South Africa needs to fight if it wants to survive

 ·14 Aug 2023

South Africa needs to fight for its space as a global competitor in business if it wants to build a thriving economy back home and draw and retail the critical skills it needs to do so.

According to Business Leadership South Africa (BLSA) chief executive, Busi Mavuso, while a lot of focus is put on making the business environment more competitive locally, more support is needed from the government to launch enterprises internationally.

“For South African business to thrive, we need to be competitive abroad. We often talk about improving competitiveness locally but we don’t often talk about one element of that in particular: how well our companies are able to operate abroad,” she said.

The CEO noted that countries like the United States and United Kingdom have large government agencies dedicated to promoting the interests of their companies abroad, and they carefully align foreign policy to enhance the traction their companies set up in foreign countries.

“They have extensive support networks to help their companies enter new markets, providing information services and contacts in those markets,” she said.

While the South Africa government also has these kinds of agencies – and the country is party to treaties that ensure local businesses are treated fairly in other markets – more needs to be done.

Notably, Mavuso said, South Africa has exited several bilateral investment treatis that have given greater protection to local businesses abroad. The country’s geopolitical missteps in recent months have also put some trade agreements at risk.

Mavuso said that global competitiveness is crucial to building sustainable economic growth – something that South Africa has been lacking for a very long time.

However, she said that it is not only about exporting local products abroad – global competitiveness entails businesses being generated in foreign markets directly.

“From restaurant chains to beverage makers, foreign subsidiaries provide a way to leverage intellectual capital and generate revenue from a global market. We have several outstanding South African multinationals that operate all over the world,” she said.

“Those businesses send profits back into South Africa and are very important channels for goods and services created in South Africa to find their way into foreign markets.”

To build effective South African businesses with foreign operations, the country needs to establish an enabling economic policy.

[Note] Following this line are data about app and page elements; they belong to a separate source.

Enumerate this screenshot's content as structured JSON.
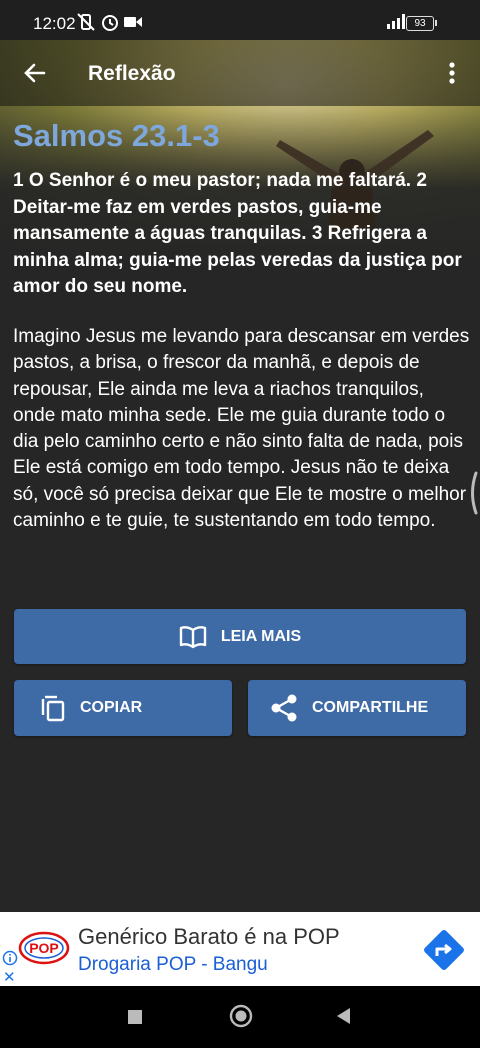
{
  "status_bar": {
    "time": "12:02",
    "battery": "93",
    "icons": [
      "no-vibrate-icon",
      "alarm-icon",
      "video-camera-icon",
      "signal-icon",
      "battery-icon"
    ]
  },
  "app_bar": {
    "title": "Reflexão",
    "back_icon": "arrow-left-icon",
    "menu_icon": "more-vertical-icon"
  },
  "content": {
    "verse_reference": "Salmos 23.1-3",
    "verse_text": "1 O Senhor é o meu pastor; nada me faltará. 2 Deitar-me faz em verdes pastos, guia-me mansamente a águas tranquilas. 3 Refrigera a minha alma; guia-me pelas veredas da justiça por amor do seu nome.",
    "reflection": "Imagino Jesus me levando para descansar em verdes pastos, a brisa, o frescor da manhã, e depois de repousar, Ele ainda me leva a riachos tranquilos, onde mato minha sede. Ele me guia durante todo o dia pelo caminho certo e não sinto falta de nada, pois Ele está comigo em todo tempo. Jesus não te deixa só, você só precisa deixar que Ele te mostre o melhor caminho e te guie, te sustentando em todo tempo."
  },
  "actions": {
    "read_more": "LEIA MAIS",
    "copy": "COPIAR",
    "share": "COMPARTILHE"
  },
  "ad": {
    "title": "Genérico Barato é na POP",
    "subtitle": "Drogaria POP - Bangu",
    "logo_text": "POP",
    "close": "✕"
  },
  "colors": {
    "accent": "#3e6aa5",
    "verse_ref": "#7ea7db",
    "background": "#262626"
  }
}
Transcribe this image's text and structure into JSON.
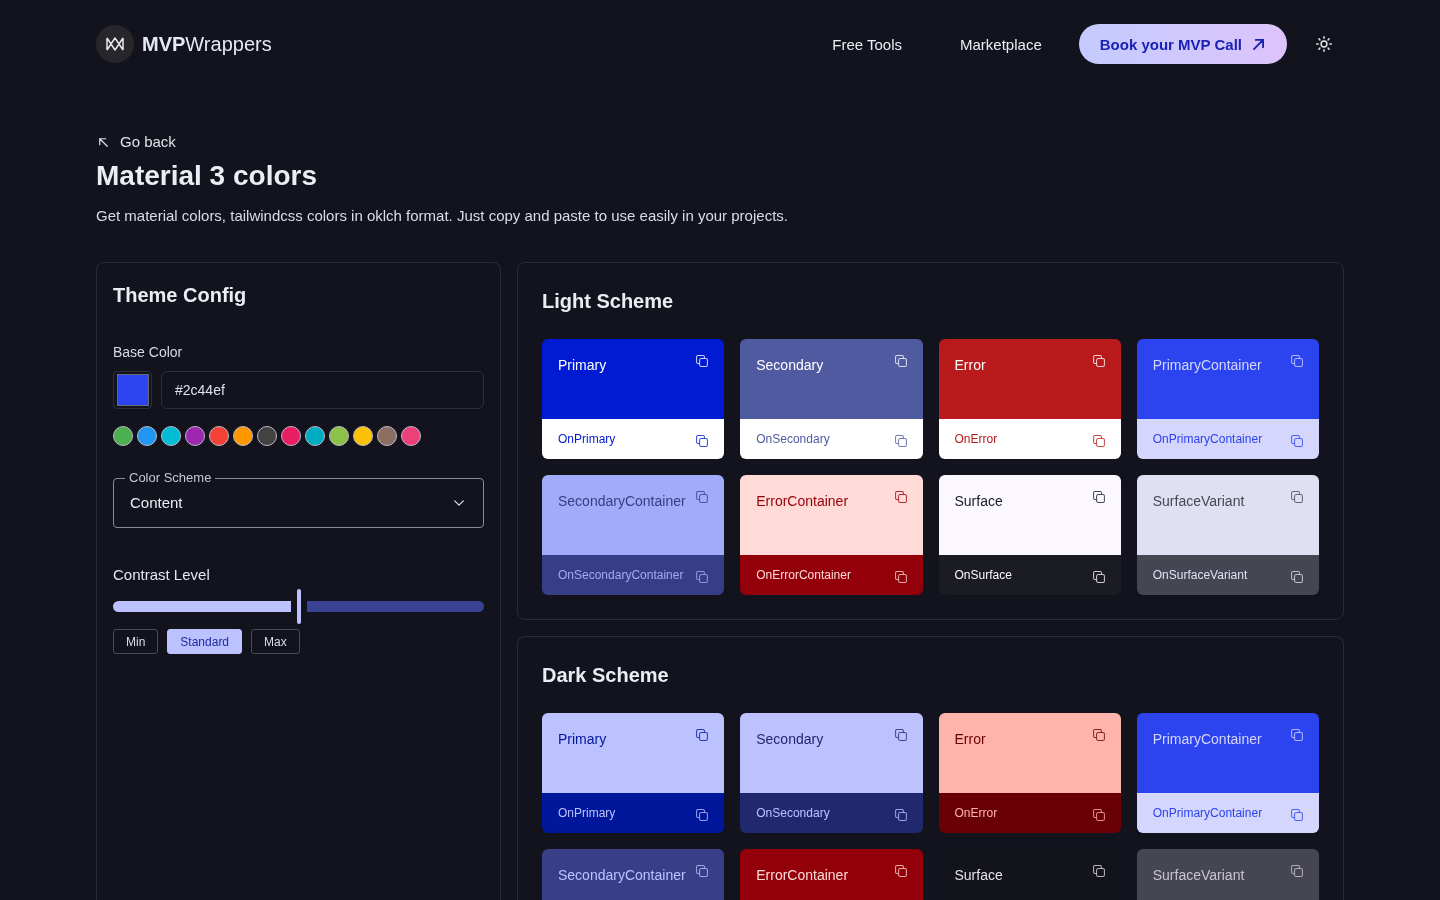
{
  "header": {
    "logo_text": "**MVP**Wrappers",
    "nav": [
      {
        "label": "Free Tools"
      },
      {
        "label": "Marketplace"
      }
    ],
    "cta": {
      "label": "Book your MVP Call"
    }
  },
  "back_link": {
    "label": "Go back"
  },
  "page": {
    "title": "Material 3 colors",
    "description": "Get material colors, tailwindcss colors in oklch format. Just copy and paste to use easily in your projects."
  },
  "theme_config": {
    "title": "Theme Config",
    "base_color": {
      "label": "Base Color",
      "value": "#2c44ef",
      "color": "#2c44ef"
    },
    "presets": [
      {
        "color": "#4caf50",
        "selected": false
      },
      {
        "color": "#2196f3",
        "selected": false
      },
      {
        "color": "#00bcd4",
        "selected": false
      },
      {
        "color": "#9c27b0",
        "selected": false
      },
      {
        "color": "#f44336",
        "selected": false
      },
      {
        "color": "#ff9800",
        "selected": false
      },
      {
        "color": "#424242",
        "selected": false
      },
      {
        "color": "#e91e63",
        "selected": false
      },
      {
        "color": "#00acc1",
        "selected": false
      },
      {
        "color": "#8bc34a",
        "selected": false
      },
      {
        "color": "#ffc107",
        "selected": false
      },
      {
        "color": "#8d6e63",
        "selected": false
      },
      {
        "color": "#ec407a",
        "selected": false
      }
    ],
    "color_scheme": {
      "label": "Color Scheme",
      "value": "Content"
    },
    "contrast": {
      "label": "Contrast Level",
      "level": 0.5,
      "options": [
        {
          "label": "Min",
          "selected": false
        },
        {
          "label": "Standard",
          "selected": true
        },
        {
          "label": "Max",
          "selected": false
        }
      ]
    }
  },
  "schemes": [
    {
      "title": "Light Scheme",
      "cards": [
        {
          "name": "Primary",
          "color": "#001bd1",
          "on": {
            "name": "OnPrimary",
            "color": "#ffffff"
          }
        },
        {
          "name": "Secondary",
          "color": "#505aa1",
          "on": {
            "name": "OnSecondary",
            "color": "#ffffff"
          }
        },
        {
          "name": "Error",
          "color": "#b91b1c",
          "on": {
            "name": "OnError",
            "color": "#ffffff"
          }
        },
        {
          "name": "PrimaryContainer",
          "color": "#2c44ef",
          "on": {
            "name": "OnPrimaryContainer",
            "color": "#d4d6fe"
          }
        },
        {
          "name": "SecondaryContainer",
          "color": "#a2abfa",
          "on": {
            "name": "OnSecondaryContainer",
            "color": "#363e86"
          }
        },
        {
          "name": "ErrorContainer",
          "color": "#ffdad6",
          "on": {
            "name": "OnErrorContainer",
            "color": "#93000a"
          }
        },
        {
          "name": "Surface",
          "color": "#fbf8ff",
          "on": {
            "name": "OnSurface",
            "color": "#1b1b22"
          }
        },
        {
          "name": "SurfaceVariant",
          "color": "#e1e0f3",
          "on": {
            "name": "OnSurfaceVariant",
            "color": "#464653"
          }
        }
      ]
    },
    {
      "title": "Dark Scheme",
      "cards": [
        {
          "name": "Primary",
          "color": "#bcc2ff",
          "on": {
            "name": "OnPrimary",
            "color": "#00179b"
          }
        },
        {
          "name": "Secondary",
          "color": "#bdc2ff",
          "on": {
            "name": "OnSecondary",
            "color": "#20286e"
          }
        },
        {
          "name": "Error",
          "color": "#ffb4ab",
          "on": {
            "name": "OnError",
            "color": "#690005"
          }
        },
        {
          "name": "PrimaryContainer",
          "color": "#2c44ef",
          "on": {
            "name": "OnPrimaryContainer",
            "color": "#d4d6fe"
          }
        },
        {
          "name": "SecondaryContainer",
          "color": "#383f87",
          "on": {
            "color": "#bdc2ff"
          }
        },
        {
          "name": "ErrorContainer",
          "color": "#93000a",
          "on": {
            "color": "#ffdad6"
          }
        },
        {
          "name": "Surface",
          "color": "#13131b",
          "on": {
            "color": "#e4e1ec"
          }
        },
        {
          "name": "SurfaceVariant",
          "color": "#464653",
          "on": {
            "color": "#c7c5d0"
          }
        }
      ]
    }
  ]
}
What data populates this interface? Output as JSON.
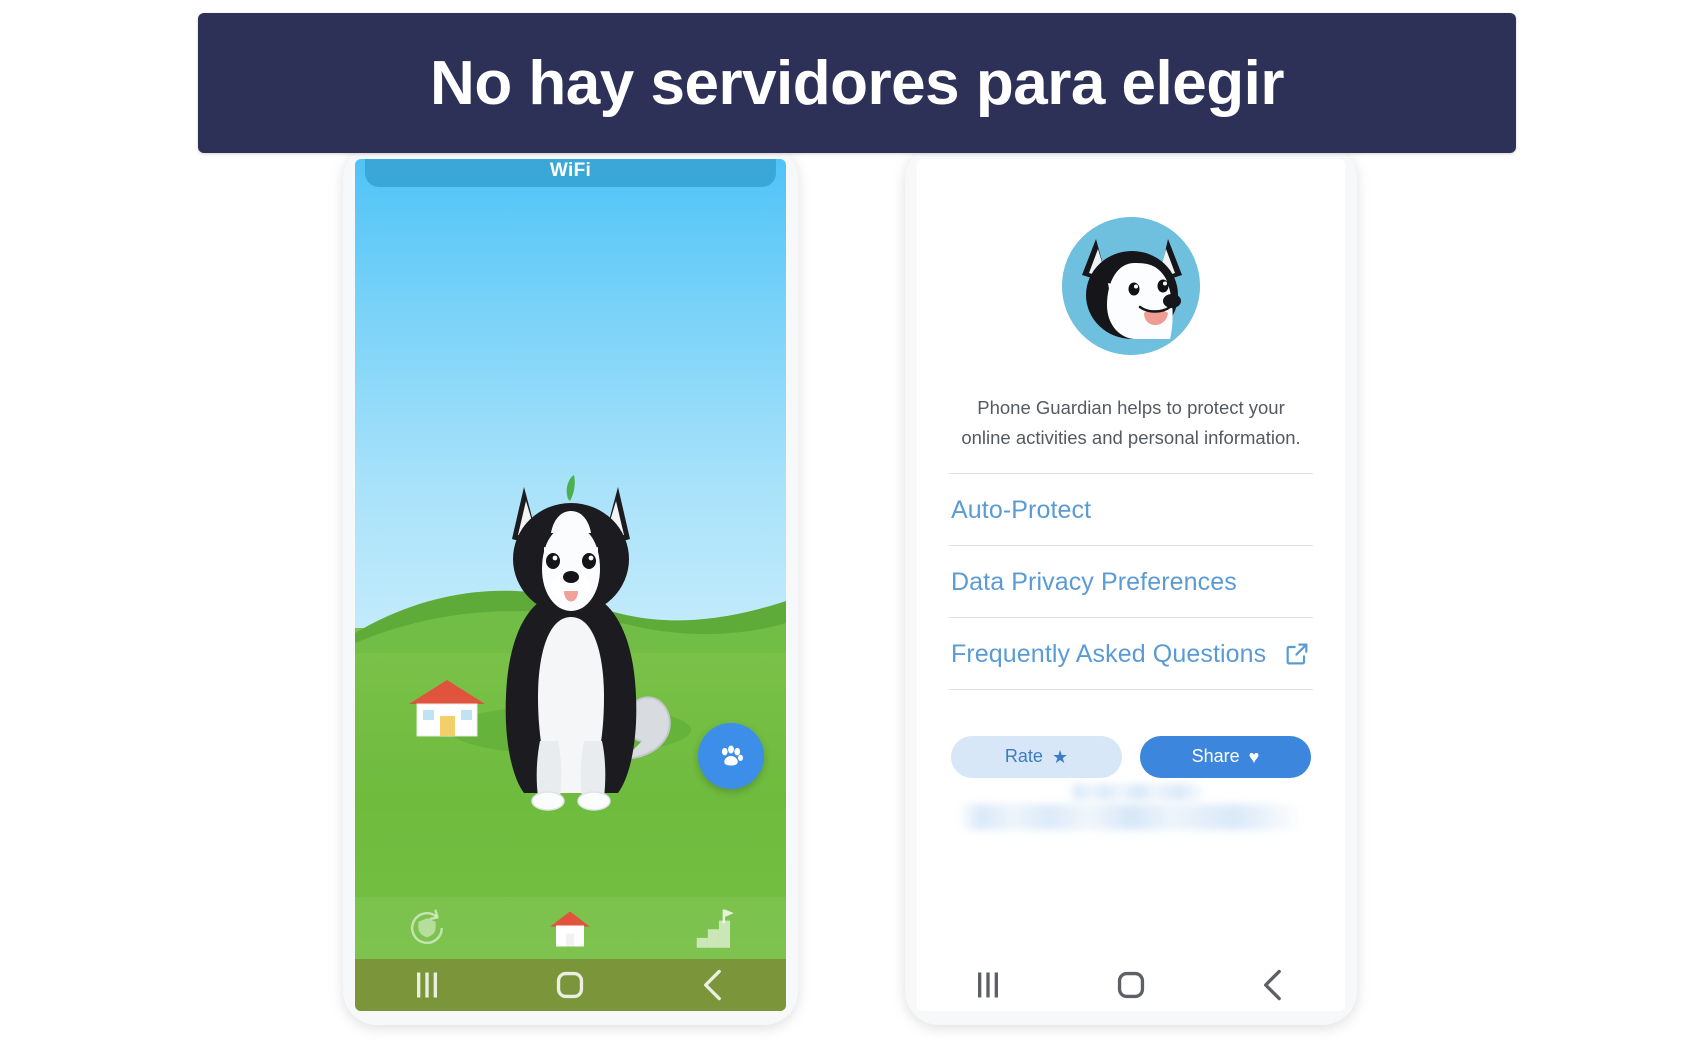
{
  "banner": {
    "text": "No hay servidores para elegir",
    "background_color": "#2e3157",
    "text_color": "#ffffff"
  },
  "left_phone": {
    "name": "vpn-home-screen",
    "status_card": {
      "label": "WiFi",
      "check_icon": "check-icon",
      "chevron_icon": "chevron-down-icon",
      "gear_icon": "gear-icon",
      "card_color": "#3ba7d9",
      "check_color": "#22c03f"
    },
    "fab": {
      "icon": "paw-icon",
      "color": "#3d8ee8"
    },
    "app_nav": [
      {
        "icon": "shield-refresh-icon",
        "name": "nav-protection"
      },
      {
        "icon": "home-icon",
        "name": "nav-home"
      },
      {
        "icon": "flag-steps-icon",
        "name": "nav-progress"
      }
    ],
    "system_nav": [
      {
        "icon": "recents-icon",
        "glyph": "|||"
      },
      {
        "icon": "home-square-icon",
        "glyph": "O"
      },
      {
        "icon": "back-chevron-icon",
        "glyph": "<"
      }
    ]
  },
  "right_phone": {
    "name": "about-screen",
    "avatar": "husky-avatar",
    "description": "Phone Guardian helps to protect your online activities and personal information.",
    "links": [
      {
        "label": "Auto-Protect",
        "external": false
      },
      {
        "label": "Data Privacy Preferences",
        "external": false
      },
      {
        "label": "Frequently Asked Questions",
        "external": true,
        "icon": "external-link-icon"
      }
    ],
    "buttons": [
      {
        "label": "Rate",
        "glyph": "★",
        "style": "secondary",
        "bg": "#d7e7f7",
        "fg": "#3a7dc4"
      },
      {
        "label": "Share",
        "glyph": "♥",
        "style": "primary",
        "bg": "#3d86dd",
        "fg": "#ffffff"
      }
    ],
    "footer_note": "",
    "link_color": "#5b9bd5",
    "system_nav": [
      {
        "icon": "recents-icon",
        "glyph": "|||"
      },
      {
        "icon": "home-square-icon",
        "glyph": "O"
      },
      {
        "icon": "back-chevron-icon",
        "glyph": "<"
      }
    ]
  }
}
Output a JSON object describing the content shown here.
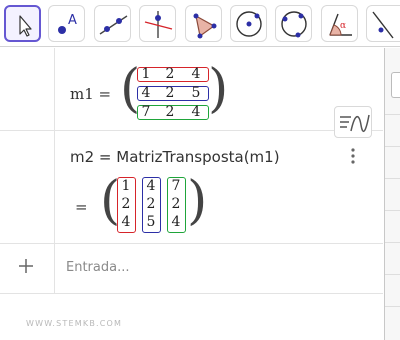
{
  "toolbar": {
    "tools": [
      {
        "name": "move",
        "icon": "arrow-cursor-icon",
        "active": true
      },
      {
        "name": "point",
        "icon": "point-icon"
      },
      {
        "name": "line",
        "icon": "line-icon"
      },
      {
        "name": "perpendicular-line",
        "icon": "perpendicular-line-icon"
      },
      {
        "name": "polygon",
        "icon": "polygon-icon"
      },
      {
        "name": "circle-center-point",
        "icon": "circle-center-icon"
      },
      {
        "name": "circle-three-points",
        "icon": "circle-three-points-icon"
      },
      {
        "name": "angle",
        "icon": "angle-icon"
      },
      {
        "name": "reflect",
        "icon": "reflect-line-icon"
      }
    ],
    "point_label": "A",
    "angle_label": "α",
    "accent_color": "#6557d2"
  },
  "algebra": {
    "m1_label": "m1  =",
    "m1_rows": [
      [
        "1",
        "2",
        "4"
      ],
      [
        "4",
        "2",
        "5"
      ],
      [
        "7",
        "2",
        "4"
      ]
    ],
    "m2_command": "m2 = MatrizTransposta(m1)",
    "m2_equals": "=",
    "m2_cols": [
      [
        "1",
        "2",
        "4"
      ],
      [
        "4",
        "2",
        "5"
      ],
      [
        "7",
        "2",
        "4"
      ]
    ],
    "input_placeholder": "Entrada...",
    "highlight_colors": [
      "#d6242a",
      "#2c2fa6",
      "#1fa53a"
    ]
  },
  "watermark": "WWW.STEMKB.COM"
}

This means addressing some of the key problem areas that persist, such as:

  • Exchange control red tape – while the thresholds for investment are high and companies can make investments largely without restraint, local companies still have to spend a great deal of time completing forms, filing notices and paying fees for their international transactions.

  • Tax – tax can also be a constraint, especially if foreign competitors face a lower tax burden than South African companies’ foreign subsidiaries face. We should want our companies to be able to operate abroad on a level playing field, structuring themselves in a way that best positions them for success.

“Should we fail to offer an effective base for companies to compete abroad, there are two obvious consequences. For one, opportunities for growth of our businesses will be fewer, damaging economic growth here.

“Second, some South African entrepreneurs will establish their companies in more conducive markets to manage foreign business. Those would be businesses and economic activity lost to our economy,” Mavuso said.

Read: Foreigners aren’t buying property on the cheap in South Africa anymore

Show comments
Subscribe to our daily newsletter